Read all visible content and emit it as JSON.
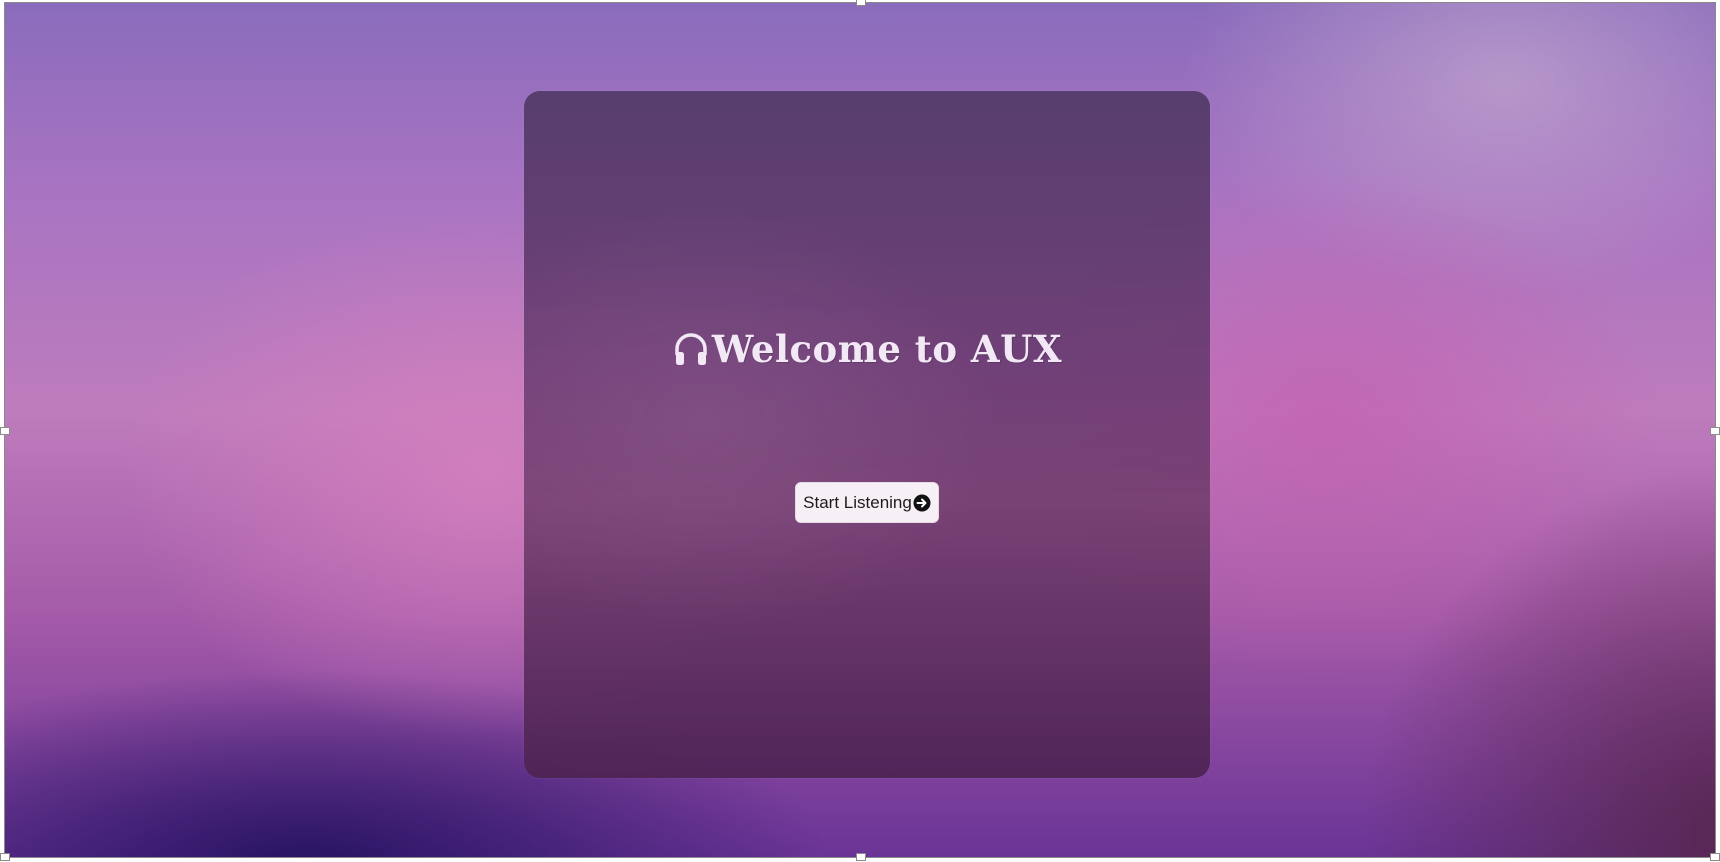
{
  "card": {
    "title": "Welcome to AUX",
    "title_icon": "headphones-icon"
  },
  "start_button": {
    "label": "Start Listening",
    "icon": "arrow-circle-right-icon"
  },
  "colors": {
    "card_text": "#f3e8f5",
    "button_bg": "#f6eff6",
    "button_text": "#1c1c1c"
  }
}
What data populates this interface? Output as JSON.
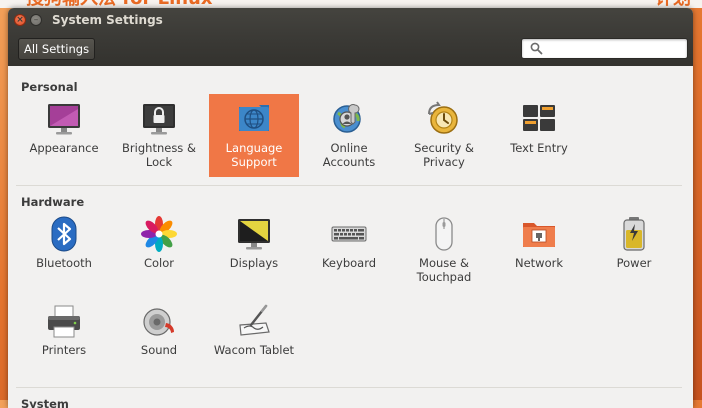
{
  "window": {
    "title": "System Settings"
  },
  "toolbar": {
    "all_settings_label": "All Settings",
    "search_placeholder": "",
    "search_value": ""
  },
  "sections": {
    "personal": {
      "title": "Personal",
      "items": [
        {
          "label": "Appearance",
          "icon": "appearance-icon"
        },
        {
          "label": "Brightness &\nLock",
          "icon": "lock-screen-icon"
        },
        {
          "label": "Language\nSupport",
          "icon": "language-globe-icon",
          "selected": true
        },
        {
          "label": "Online\nAccounts",
          "icon": "online-accounts-icon"
        },
        {
          "label": "Security &\nPrivacy",
          "icon": "security-privacy-icon"
        },
        {
          "label": "Text Entry",
          "icon": "keyboard-layout-icon"
        }
      ]
    },
    "hardware": {
      "title": "Hardware",
      "items": [
        {
          "label": "Bluetooth",
          "icon": "bluetooth-icon"
        },
        {
          "label": "Color",
          "icon": "color-flower-icon"
        },
        {
          "label": "Displays",
          "icon": "display-icon"
        },
        {
          "label": "Keyboard",
          "icon": "keyboard-icon"
        },
        {
          "label": "Mouse &\nTouchpad",
          "icon": "mouse-icon"
        },
        {
          "label": "Network",
          "icon": "network-folder-icon"
        },
        {
          "label": "Power",
          "icon": "battery-icon"
        },
        {
          "label": "Printers",
          "icon": "printer-icon"
        },
        {
          "label": "Sound",
          "icon": "speaker-icon"
        },
        {
          "label": "Wacom Tablet",
          "icon": "tablet-pen-icon"
        }
      ]
    },
    "system": {
      "title": "System"
    }
  },
  "colors": {
    "accent": "#f07746",
    "titlebar": "#3c3b37"
  }
}
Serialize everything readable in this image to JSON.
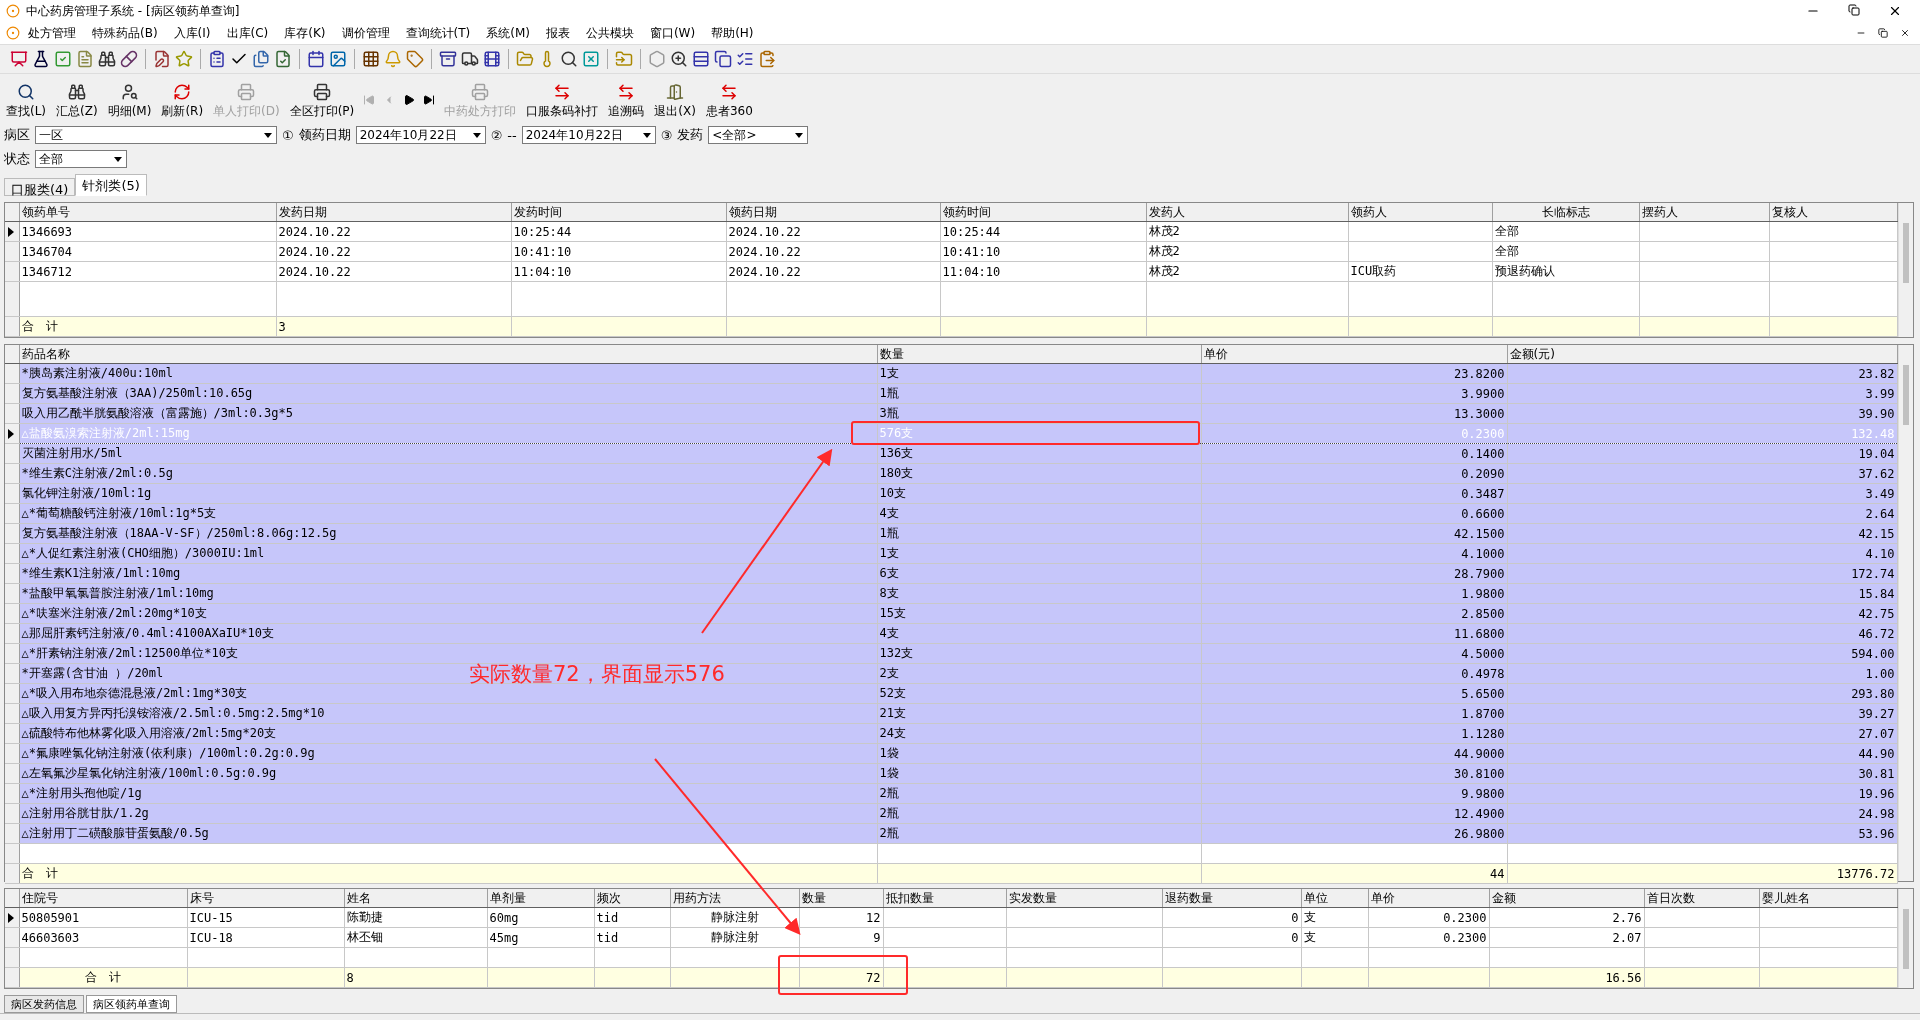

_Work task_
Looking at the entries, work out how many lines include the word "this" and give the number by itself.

_Response_
2